"It seems," said Harris, quite out of breath with the speed we'd made in hunting cover, "that A.T. Stewart is for America the sole agent of these particular brands of silk which we've brought in. Some one to whom we've offered them has notified the Stewart company. At this moment and as we sit here, the detectives belonging to Stewart, and for all I may guess, the whole Central Office as well, are on our track. They want to discover who has these silks; and how they came in, since the customs records show no such importations. And there's a dark characteristic to these silks. Each bolt has its peculiar, individual selvage. Each, with a sample of its selvage, is registered at the home looms.

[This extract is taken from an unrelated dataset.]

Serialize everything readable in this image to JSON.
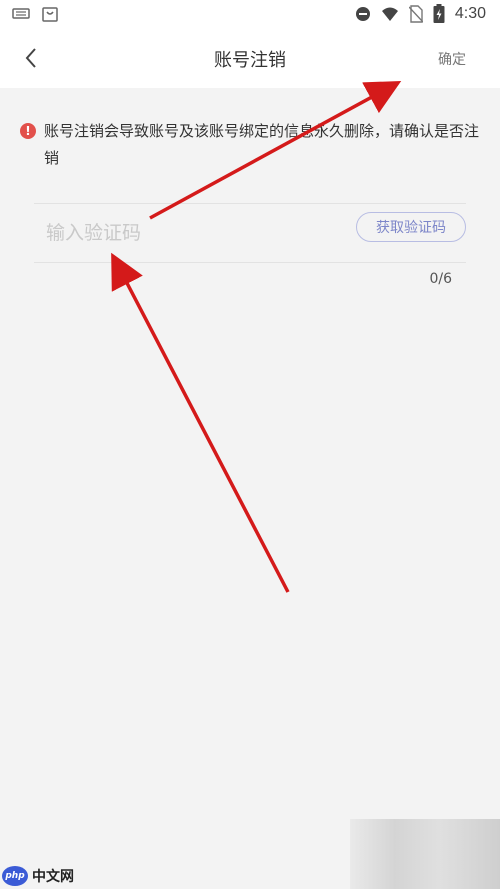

Could anyone get a snip of a selvage he could return with it to Lyons, learn from the manufacturers' book just when it was woven, when sold, and to whom. I can tell you one thing," observed Harris, as he concluded his story, "we're in a bad corner."

How the cold drops spangled my brows! I began to wish with much heart that I'd never met Harris; nor heard, that Trinity churchyard day, of Cornbury and his devious smuggling methods of gathering wealth.

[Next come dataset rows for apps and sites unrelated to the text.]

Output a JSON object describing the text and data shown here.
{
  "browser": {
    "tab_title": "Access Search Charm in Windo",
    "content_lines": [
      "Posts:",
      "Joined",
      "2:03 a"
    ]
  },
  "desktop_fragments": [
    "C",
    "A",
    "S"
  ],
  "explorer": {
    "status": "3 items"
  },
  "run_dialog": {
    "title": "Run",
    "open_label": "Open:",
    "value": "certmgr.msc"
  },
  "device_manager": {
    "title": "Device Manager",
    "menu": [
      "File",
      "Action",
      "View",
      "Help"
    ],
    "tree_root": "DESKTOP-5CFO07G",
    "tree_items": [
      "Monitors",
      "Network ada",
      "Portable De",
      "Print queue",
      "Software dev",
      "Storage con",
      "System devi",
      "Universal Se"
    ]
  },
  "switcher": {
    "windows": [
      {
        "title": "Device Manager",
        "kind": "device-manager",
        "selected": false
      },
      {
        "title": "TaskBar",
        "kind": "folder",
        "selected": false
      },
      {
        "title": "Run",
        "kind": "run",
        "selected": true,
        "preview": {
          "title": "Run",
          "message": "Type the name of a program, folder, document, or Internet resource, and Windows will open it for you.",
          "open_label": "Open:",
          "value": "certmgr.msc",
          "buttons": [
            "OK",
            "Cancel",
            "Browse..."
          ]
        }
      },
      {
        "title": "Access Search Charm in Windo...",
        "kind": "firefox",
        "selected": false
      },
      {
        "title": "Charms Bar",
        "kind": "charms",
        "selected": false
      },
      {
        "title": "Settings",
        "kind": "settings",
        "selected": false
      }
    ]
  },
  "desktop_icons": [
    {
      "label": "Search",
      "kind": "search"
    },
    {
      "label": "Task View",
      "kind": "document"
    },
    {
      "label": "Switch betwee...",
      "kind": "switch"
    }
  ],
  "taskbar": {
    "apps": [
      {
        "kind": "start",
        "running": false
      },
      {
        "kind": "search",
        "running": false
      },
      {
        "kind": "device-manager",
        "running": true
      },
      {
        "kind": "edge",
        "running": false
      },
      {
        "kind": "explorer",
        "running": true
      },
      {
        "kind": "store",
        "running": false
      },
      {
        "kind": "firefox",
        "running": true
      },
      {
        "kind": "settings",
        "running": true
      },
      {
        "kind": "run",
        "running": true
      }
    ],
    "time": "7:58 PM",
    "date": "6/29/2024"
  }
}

There was one ray of hope; neither Harris nor I had disclosed our names, nor the whereabouts or quantity of the silks; and as each had been dealing with folk with whom he'd never before met, we were both as yet mysteries unsolved. Nor were we ever solved. Harris and I kept off the streets during daylight hours for a full month. We were not utterly idle; we unpleasantly employed ourselves in trimming away that tell-tale selvage. Preferring safety to profit, we put forth no efforts to realize on our speculations for almost a year. By that time the one day's wonder of "Who's got A.T. Stewart's silks?" had ceased to disturb the mercantile world and the grand procession of dry goods interest had passed on and over it. At last we crept forth like felons—as of good sooth! we were—and disposed of our mutilated silks to certain good folk whose forefathers once ruled Palestine. These beaky gentry liked bargains, and were in nowise curious; they bought our wares without lifting an eyebrow of inquiry, and from them constructed—though with that I had no concern—those long "circulars," so called, which were the feminine joy a third of a century gone. As to Harris and myself; what with delays, what with expenses, what with figures reduced to dispose of our plunder, we got evenly out. We got back our money; but for those fear-shaken hours of two separate perils, we were never paid.

For myself, I smuggled no more. Still, I did not relinquish my pious purpose to despoil that public treasury Egyptian quoted heretofore. Neither did I give up the Customs as a rich theater of illicit endeavor. Only my methods changed. I now decided that I, myself, would become an Inspector, like unto the useful Lorns, and make my fortune from the opulent inside. I procured the coveted appointment, for I could bring power to bear, and some future day I'll tell you of "The Emperor's Cigars."